Thankfully I was able to brake and not hit any of the cars, but I consider this the gift of the week. Because we could have all landed up in the hospital or dead from such an accident. 

February 28, 2021

Sunday, February 28, 2021

Sunday, February 28, 2021

Tonight's photo was taken in February of 2008. That weekend we took Mattie for a walk on Roosevelt Island. The Island was like nature's classroom and playground for Mattie. On each walking adventure, Mattie would find and claim either a stick, rock, acorn, or leaf. These items would come home with us and Mattie would add them to his pile in our common's area. I can't tell you how many things Mattie collected over the years. In any case, every time we pass the rocks on the Island, I always remember Mattie climbing them and exploring. 

Quote of the day: Today's coronavirus update from Johns Hopkins

  • Number of people diagnosed with the virus: 28,594,583
  • Number of people who died from the virus: 513,052

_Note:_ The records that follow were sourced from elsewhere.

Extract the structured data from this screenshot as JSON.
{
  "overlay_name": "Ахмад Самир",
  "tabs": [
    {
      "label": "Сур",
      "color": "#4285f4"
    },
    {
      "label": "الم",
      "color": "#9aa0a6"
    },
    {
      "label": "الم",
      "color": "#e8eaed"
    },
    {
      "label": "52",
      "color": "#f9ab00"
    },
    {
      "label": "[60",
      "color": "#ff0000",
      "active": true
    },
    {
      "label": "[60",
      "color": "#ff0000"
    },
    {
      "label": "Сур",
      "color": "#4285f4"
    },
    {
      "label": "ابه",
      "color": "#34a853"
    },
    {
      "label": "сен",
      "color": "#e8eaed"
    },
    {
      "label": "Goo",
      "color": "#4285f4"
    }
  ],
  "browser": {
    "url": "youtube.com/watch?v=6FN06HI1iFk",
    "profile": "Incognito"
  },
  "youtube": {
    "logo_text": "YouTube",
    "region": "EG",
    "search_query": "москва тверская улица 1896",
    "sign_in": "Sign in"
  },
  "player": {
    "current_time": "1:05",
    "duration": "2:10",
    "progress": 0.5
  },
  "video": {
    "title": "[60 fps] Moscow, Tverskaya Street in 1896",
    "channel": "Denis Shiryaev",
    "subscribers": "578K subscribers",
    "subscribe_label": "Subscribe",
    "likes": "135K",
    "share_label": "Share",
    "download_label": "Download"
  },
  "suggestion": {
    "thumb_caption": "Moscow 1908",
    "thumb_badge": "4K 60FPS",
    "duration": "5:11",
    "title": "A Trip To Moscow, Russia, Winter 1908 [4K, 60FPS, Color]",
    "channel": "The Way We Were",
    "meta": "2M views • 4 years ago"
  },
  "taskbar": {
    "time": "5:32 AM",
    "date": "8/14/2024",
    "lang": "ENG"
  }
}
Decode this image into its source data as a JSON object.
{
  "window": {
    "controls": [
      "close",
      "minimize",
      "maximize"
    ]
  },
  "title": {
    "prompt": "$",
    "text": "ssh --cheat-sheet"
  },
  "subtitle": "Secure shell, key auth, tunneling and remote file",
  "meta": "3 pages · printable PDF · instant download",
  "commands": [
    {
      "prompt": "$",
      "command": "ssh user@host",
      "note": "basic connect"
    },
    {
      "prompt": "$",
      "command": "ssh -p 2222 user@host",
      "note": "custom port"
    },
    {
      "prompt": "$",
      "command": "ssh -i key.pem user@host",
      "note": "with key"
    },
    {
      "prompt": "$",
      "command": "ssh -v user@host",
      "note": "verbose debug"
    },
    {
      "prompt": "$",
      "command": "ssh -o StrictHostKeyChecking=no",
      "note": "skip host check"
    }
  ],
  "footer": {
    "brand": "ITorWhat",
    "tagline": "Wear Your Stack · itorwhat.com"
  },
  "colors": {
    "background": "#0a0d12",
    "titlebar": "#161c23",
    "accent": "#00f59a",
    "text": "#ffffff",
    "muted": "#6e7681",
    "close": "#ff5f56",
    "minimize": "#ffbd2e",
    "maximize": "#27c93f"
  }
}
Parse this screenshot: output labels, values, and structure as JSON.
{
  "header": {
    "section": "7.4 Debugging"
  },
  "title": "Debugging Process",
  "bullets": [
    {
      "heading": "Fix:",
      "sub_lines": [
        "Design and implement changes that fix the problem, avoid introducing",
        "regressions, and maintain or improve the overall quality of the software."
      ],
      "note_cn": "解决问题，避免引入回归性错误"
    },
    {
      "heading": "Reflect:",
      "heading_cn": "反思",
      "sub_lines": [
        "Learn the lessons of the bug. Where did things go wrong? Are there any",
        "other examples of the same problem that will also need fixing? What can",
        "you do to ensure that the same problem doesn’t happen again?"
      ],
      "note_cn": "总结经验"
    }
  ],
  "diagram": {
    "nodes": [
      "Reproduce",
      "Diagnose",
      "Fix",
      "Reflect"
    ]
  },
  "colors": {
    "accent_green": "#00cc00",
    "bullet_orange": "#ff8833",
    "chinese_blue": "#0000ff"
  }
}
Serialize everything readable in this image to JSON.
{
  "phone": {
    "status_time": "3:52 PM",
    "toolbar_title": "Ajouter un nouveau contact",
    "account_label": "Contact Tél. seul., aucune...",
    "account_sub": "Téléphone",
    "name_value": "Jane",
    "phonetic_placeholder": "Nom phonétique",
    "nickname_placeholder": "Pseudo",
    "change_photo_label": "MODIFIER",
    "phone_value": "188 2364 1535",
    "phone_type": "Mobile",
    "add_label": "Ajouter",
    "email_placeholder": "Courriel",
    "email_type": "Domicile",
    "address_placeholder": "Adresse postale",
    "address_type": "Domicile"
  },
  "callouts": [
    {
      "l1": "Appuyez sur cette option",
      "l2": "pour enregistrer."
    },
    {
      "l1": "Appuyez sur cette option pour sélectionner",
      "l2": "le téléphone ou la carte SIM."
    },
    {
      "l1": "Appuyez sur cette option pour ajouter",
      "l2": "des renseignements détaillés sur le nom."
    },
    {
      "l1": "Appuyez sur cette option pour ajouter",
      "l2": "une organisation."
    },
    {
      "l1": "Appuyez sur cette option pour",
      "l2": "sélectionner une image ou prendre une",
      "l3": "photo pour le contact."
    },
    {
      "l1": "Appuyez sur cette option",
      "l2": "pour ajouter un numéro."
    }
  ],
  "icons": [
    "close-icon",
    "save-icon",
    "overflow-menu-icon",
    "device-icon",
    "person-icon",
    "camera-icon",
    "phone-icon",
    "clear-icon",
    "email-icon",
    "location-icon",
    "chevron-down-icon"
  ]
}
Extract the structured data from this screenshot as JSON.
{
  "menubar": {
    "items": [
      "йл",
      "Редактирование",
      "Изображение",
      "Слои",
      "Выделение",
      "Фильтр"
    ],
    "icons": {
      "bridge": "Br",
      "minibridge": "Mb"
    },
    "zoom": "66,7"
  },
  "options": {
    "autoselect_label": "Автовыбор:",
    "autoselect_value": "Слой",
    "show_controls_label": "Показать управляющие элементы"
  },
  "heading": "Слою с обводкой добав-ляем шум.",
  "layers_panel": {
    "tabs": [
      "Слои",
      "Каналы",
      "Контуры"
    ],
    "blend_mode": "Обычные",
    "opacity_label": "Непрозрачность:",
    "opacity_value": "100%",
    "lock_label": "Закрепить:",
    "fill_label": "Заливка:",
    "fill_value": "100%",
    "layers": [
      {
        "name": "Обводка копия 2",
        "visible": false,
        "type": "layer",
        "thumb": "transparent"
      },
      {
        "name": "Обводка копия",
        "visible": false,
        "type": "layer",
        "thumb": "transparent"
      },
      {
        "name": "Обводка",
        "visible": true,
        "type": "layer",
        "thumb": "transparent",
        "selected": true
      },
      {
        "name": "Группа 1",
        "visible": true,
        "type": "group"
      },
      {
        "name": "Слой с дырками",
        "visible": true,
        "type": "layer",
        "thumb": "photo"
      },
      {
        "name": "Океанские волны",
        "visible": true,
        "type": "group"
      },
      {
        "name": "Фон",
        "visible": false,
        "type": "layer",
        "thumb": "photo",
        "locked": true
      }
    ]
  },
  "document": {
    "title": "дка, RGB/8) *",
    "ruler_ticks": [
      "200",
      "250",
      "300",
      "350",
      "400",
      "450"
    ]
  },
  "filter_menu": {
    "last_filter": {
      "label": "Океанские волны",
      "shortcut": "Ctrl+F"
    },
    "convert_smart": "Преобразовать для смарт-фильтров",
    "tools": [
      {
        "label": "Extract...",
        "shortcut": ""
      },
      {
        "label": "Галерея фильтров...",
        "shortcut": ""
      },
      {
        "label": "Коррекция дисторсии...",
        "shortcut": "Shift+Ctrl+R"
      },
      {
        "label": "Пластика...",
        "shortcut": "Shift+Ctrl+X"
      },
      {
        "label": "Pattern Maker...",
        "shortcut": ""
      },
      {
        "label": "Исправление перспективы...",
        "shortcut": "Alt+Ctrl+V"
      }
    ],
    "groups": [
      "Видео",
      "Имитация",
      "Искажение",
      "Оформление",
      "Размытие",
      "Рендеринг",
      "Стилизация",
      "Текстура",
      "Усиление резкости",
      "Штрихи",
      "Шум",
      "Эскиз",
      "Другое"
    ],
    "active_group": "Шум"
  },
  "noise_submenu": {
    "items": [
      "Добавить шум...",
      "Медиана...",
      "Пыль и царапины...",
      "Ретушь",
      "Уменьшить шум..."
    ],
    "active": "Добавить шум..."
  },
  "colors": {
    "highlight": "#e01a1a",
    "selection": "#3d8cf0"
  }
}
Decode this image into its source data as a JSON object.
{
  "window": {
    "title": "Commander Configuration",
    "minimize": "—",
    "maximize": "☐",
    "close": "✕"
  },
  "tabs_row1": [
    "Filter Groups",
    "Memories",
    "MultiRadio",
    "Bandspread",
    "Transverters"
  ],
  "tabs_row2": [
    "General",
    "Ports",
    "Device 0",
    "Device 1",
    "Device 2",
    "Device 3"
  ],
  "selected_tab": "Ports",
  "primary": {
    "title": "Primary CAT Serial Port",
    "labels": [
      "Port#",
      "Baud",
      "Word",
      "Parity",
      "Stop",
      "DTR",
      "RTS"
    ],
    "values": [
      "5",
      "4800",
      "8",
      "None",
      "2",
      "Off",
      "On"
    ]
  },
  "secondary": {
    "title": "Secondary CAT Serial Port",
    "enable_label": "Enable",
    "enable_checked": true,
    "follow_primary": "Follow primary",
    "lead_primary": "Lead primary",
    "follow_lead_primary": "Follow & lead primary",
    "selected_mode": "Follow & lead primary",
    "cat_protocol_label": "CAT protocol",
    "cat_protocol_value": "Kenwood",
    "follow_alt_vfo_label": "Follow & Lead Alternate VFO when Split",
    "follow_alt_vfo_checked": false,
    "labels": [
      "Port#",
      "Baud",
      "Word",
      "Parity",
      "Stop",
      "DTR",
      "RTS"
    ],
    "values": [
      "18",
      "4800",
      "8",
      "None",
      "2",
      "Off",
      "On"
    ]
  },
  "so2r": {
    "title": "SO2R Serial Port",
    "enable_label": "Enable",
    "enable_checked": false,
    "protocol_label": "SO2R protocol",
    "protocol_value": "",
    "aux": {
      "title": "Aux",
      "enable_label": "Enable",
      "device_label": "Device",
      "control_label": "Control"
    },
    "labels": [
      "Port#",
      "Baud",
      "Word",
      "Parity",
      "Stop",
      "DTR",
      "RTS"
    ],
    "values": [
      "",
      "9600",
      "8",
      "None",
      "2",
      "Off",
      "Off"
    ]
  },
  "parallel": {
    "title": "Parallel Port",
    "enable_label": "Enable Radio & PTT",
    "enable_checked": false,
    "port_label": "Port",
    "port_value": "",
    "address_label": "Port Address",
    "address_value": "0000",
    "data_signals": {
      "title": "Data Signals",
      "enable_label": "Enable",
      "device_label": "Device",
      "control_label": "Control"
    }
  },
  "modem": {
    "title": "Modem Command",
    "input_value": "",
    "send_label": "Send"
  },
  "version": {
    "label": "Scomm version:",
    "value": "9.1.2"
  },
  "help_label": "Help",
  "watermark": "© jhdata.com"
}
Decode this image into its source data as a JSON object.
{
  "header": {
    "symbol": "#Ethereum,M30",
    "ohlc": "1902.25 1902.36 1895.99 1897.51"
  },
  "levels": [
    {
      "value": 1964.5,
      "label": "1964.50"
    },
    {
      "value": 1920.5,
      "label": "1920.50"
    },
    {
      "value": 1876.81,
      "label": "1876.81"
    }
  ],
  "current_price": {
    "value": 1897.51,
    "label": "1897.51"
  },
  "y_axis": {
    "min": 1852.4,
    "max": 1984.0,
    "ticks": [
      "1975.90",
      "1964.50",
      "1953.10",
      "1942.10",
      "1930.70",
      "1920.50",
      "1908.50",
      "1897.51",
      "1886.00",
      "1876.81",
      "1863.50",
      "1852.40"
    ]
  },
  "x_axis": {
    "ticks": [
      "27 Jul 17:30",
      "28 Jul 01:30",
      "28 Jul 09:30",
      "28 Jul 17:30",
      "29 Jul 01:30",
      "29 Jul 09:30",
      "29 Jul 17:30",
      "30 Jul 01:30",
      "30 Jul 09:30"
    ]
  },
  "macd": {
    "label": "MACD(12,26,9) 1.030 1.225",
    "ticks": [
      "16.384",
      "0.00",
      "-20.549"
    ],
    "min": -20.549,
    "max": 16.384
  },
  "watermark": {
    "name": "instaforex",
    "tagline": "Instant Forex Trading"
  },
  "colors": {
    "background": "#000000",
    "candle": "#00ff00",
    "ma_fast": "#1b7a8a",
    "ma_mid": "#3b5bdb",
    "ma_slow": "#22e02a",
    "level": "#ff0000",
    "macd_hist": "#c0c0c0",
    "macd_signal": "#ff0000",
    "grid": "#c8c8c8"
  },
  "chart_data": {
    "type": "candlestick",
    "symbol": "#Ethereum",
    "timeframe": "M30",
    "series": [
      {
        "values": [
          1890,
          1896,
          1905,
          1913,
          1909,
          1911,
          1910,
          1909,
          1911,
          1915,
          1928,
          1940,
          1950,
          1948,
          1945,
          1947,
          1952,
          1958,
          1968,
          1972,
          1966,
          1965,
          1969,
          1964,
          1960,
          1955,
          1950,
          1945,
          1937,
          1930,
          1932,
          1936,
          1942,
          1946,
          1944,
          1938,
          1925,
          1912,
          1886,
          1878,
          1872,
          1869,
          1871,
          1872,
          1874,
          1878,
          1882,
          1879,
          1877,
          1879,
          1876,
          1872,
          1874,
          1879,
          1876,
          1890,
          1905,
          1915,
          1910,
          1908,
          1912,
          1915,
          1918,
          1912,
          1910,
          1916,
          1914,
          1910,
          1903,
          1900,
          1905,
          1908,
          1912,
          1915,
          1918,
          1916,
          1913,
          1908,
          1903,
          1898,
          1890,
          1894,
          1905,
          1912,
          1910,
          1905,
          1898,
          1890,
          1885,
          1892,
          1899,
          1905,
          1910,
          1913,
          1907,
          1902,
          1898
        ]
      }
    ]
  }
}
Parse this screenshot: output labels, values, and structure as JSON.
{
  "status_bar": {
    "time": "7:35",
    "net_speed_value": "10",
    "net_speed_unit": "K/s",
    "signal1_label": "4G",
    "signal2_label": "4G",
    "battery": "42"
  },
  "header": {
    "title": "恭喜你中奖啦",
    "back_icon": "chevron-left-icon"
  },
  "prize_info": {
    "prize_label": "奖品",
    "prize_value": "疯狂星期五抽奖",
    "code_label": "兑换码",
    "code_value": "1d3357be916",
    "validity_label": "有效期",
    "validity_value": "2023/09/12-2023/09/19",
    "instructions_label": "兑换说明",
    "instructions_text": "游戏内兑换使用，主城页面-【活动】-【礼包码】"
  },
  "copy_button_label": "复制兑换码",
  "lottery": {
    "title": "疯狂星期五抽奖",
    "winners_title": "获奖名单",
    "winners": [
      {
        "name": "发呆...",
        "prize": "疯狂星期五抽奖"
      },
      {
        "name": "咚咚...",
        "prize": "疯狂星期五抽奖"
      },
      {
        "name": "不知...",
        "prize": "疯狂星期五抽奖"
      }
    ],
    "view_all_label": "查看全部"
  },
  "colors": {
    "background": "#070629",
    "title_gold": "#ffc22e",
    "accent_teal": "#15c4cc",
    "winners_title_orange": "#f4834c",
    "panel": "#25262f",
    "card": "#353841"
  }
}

It is that time of year when I turn my attention to our Foundation's Walk website. As it typically needs to be reset and updated for our annual May fundraiser. Today I learned that the platform our website used to sit on has been retired. The company has migrated to a whole new and improved system! Sounds good, right? 

I have mixed feelings about this news! Certainly I understand the need to improve technology, that will hopefully benefit our supporters who use the system, but from my standpoint, I now have to invest a lot of time in learning this new platform. Everything from designing the website from the ground up to all the administrative work on the backend that I need to manage like donations, registrations, and raffle tickets. So from my perspective it is a lot of work, work that I hadn't planned on, yet must be done. I started the learning process today, but I am just not happy about the change!

Meanwhile the weather is cold and raw, which inspired me to make homemade chicken soup. I love all kinds of soup, and to me nothing is better on such a depressing winter day.